- [What is required] Output the records exactly, with no line skipped.

(Component data from apps and pages)
......

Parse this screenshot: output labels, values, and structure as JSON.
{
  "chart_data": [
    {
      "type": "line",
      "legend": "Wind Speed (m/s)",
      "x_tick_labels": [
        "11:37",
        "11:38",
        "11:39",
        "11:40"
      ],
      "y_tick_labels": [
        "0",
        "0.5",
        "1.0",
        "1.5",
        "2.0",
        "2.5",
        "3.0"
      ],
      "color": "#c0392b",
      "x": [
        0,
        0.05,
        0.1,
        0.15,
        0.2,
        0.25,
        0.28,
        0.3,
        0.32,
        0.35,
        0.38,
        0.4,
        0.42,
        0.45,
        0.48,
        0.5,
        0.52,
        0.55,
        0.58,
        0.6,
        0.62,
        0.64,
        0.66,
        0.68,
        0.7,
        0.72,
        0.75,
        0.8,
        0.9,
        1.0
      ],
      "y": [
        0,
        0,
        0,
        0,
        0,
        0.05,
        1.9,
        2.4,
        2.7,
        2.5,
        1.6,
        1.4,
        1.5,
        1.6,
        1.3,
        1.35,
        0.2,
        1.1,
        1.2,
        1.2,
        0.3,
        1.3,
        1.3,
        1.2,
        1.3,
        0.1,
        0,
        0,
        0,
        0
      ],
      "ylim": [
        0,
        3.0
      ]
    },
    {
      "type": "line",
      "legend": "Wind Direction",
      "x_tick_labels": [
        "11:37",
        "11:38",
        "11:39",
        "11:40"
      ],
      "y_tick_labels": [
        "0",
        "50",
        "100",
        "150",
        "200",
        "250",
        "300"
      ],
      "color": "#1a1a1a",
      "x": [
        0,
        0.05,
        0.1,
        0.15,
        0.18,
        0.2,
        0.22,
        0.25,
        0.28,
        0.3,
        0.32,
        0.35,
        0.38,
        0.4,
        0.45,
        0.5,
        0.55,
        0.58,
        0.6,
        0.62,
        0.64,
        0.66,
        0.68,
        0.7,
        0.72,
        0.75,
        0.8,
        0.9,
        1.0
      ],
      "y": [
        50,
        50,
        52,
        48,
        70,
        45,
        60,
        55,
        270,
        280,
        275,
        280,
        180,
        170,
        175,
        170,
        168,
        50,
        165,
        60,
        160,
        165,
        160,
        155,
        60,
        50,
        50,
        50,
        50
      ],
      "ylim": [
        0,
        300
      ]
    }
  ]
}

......

- [Solution for this task]
Parse this screenshot: output labels, values, and structure as JSON.
{
  "chart_data": [
    {
      "type": "line",
      "legend": "Wind Speed (m/s)",
      "x_tick_labels": [
        "11:37",
        "11:38",
        "11:39",
        "11:40"
      ],
      "y_tick_labels": [
        "0",
        "0.5",
        "1.0",
        "1.5",
        "2.0",
        "2.5",
        "3.0"
      ],
      "color": "#c0392b",
      "x": [
        0,
        0.05,
        0.1,
        0.15,
        0.2,
        0.25,
        0.28,
        0.3,
        0.32,
        0.35,
        0.38,
        0.4,
        0.42,
        0.45,
        0.48,
        0.5,
        0.52,
        0.55,
        0.58,
        0.6,
        0.62,
        0.64,
        0.66,
        0.68,
        0.7,
        0.72,
        0.75,
        0.8,
        0.9,
        1.0
      ],
      "y": [
        0,
        0,
        0,
        0,
        0,
        0.05,
        1.9,
        2.4,
        2.7,
        2.5,
        1.6,
        1.4,
        1.5,
        1.6,
        1.3,
        1.35,
        0.2,
        1.1,
        1.2,
        1.2,
        0.3,
        1.3,
        1.3,
        1.2,
        1.3,
        0.1,
        0,
        0,
        0,
        0
      ],
      "ylim": [
        0,
        3.0
      ]
    },
    {
      "type": "line",
      "legend": "Wind Direction",
      "x_tick_labels": [
        "11:37",
        "11:38",
        "11:39",
        "11:40"
      ],
      "y_tick_labels": [
        "0",
        "50",
        "100",
        "150",
        "200",
        "250",
        "300"
      ],
      "color": "#1a1a1a",
      "x": [
        0,
        0.05,
        0.1,
        0.15,
        0.18,
        0.2,
        0.22,
        0.25,
        0.28,
        0.3,
        0.32,
        0.35,
        0.38,
        0.4,
        0.45,
        0.5,
        0.55,
        0.58,
        0.6,
        0.62,
        0.64,
        0.66,
        0.68,
        0.7,
        0.72,
        0.75,
        0.8,
        0.9,
        1.0
      ],
      "y": [
        50,
        50,
        52,
        48,
        70,
        45,
        60,
        55,
        270,
        280,
        275,
        280,
        180,
        170,
        175,
        170,
        168,
        50,
        165,
        60,
        160,
        165,
        160,
        155,
        60,
        50,
        50,
        50,
        50
      ],
      "ylim": [
        0,
        300
      ]
    }
  ]
}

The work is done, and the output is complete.